The Disappearance Of Alice Creed
A young woman faces a terrifying ordeal in J Blakeson’s accomplished feature directorial debut. The Disappearance Of Alice Creed is an edge of seat thriller that by its simple design – three characters trapped predominantly in one location – could easily have started life on the stage. The film even adopts a classic three act structure, bookmarked by twists that force us to re-evaluate the fragile balance of power.
The intimacy of the set-up works in the film’s favour, forcing Blakeson to develop his protagonists to sustain our interest and the dramatic momentum. However, the writer-director engineers one hairpin twists too many with a big reveal that sits awkwardly between unintentional hilarity and implausibility.
Disappearance Of Alice Creed
Blakeson opens with a gripping, dialogue-free sequence of pals Vic (Eddie Marsan) and Danny (Martin Compston) preparing a van and a flat for the arrival of their victim. “Okay,” growls Vic and the two men drag Alice (Gemma Arterton) off the street, tie her up in the back of the van and then transfer her kicking and whimpering to the specially outfitted flat, which has been soundproofed to prevent neighbours hearing her screams for help.

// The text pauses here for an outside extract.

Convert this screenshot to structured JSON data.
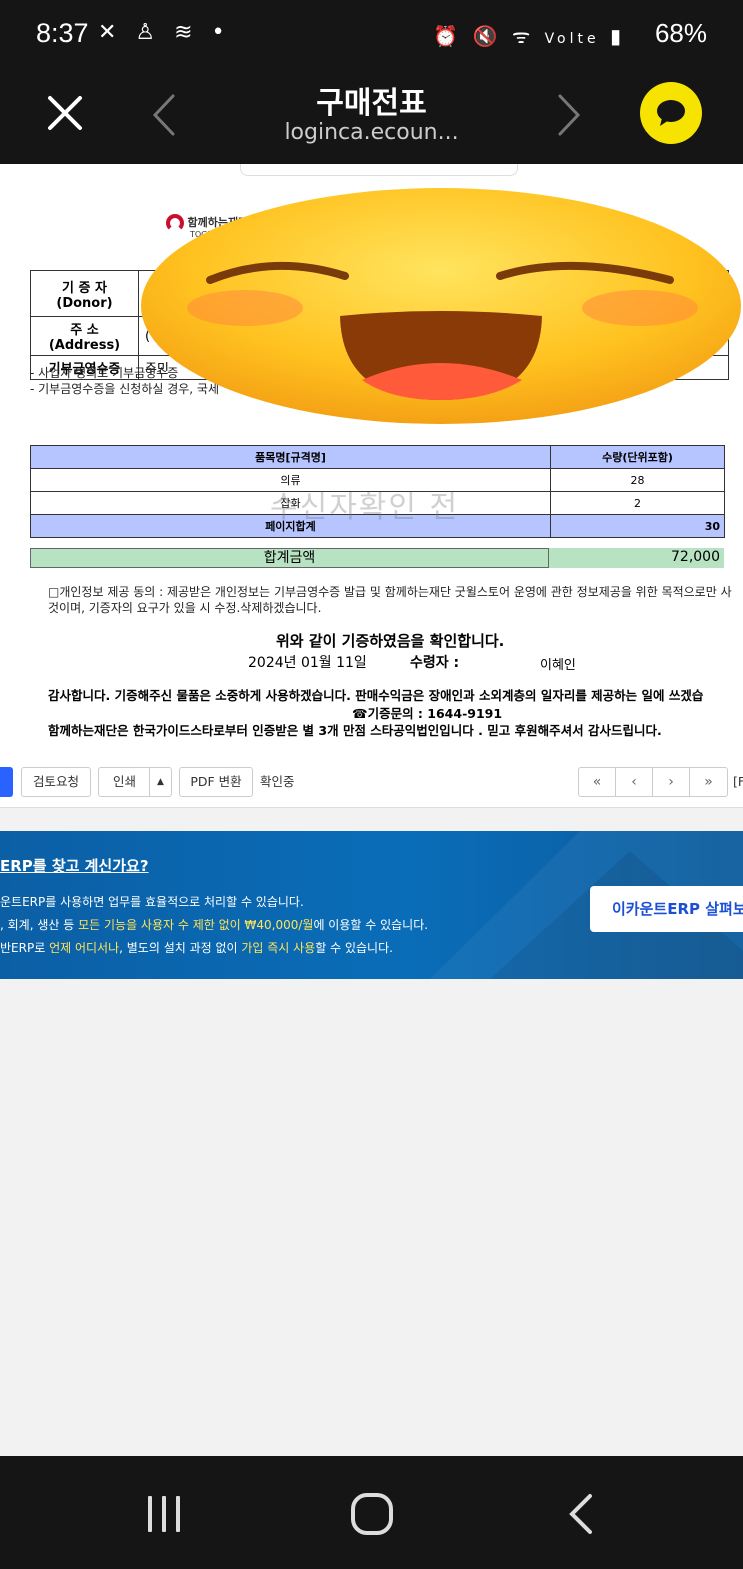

Bound at the ankles and wrists to a bed, Alice lies trembling at the mercy of her captors, unable to fathom why she has been kidnapped. It transpires that Vic and Danny are holding her for ransom – a cool two million pounds – and they expect her millionaire rich father to pay in cash to secure her safe return. When Vic leaves to make contact with the old man, providing Danny with precise instructions in his absence (“Don’t sleep, check on her… and don’t drink!”), Alice senses an opportunity to ply her feminine wiles and extricate herself from a hellish situation.
Gemma Arterton as Alice
The Disappearance Of Alice Creed was filmed on location on the Isle Of Man, although the majority of the picture unfolds in the interlocking rooms of Vic and Danny’s safe house. The brisk tempo established in the opening frames allows Blakeson to crank up the tension as he withholds just enough information so that we cannot second guess his intentions. Given Vic’s volcanic temper, it’s uncomfortably clear that Alice may not live through her ordeal. The director practices equal opportunity nudity, so while Arterton’s captive is stripped for chilling opening scenes, one of the men follows suit when the tables are unexpectedly turned.
Simple and Solid
Strong performances galvanise Blakeson’s vision, particularly Marsan who literally spits out the film’s pivotal line as if his life depended upon it. We end up sympathising with Vic much more than we expect. After such a confident build-up, the ending feels like an anti-climax as the writer-director searches for some clever pay-off but has to settle for cheesy convention. All in all, a very impressive debut. What else ya got, Mr Blakeson?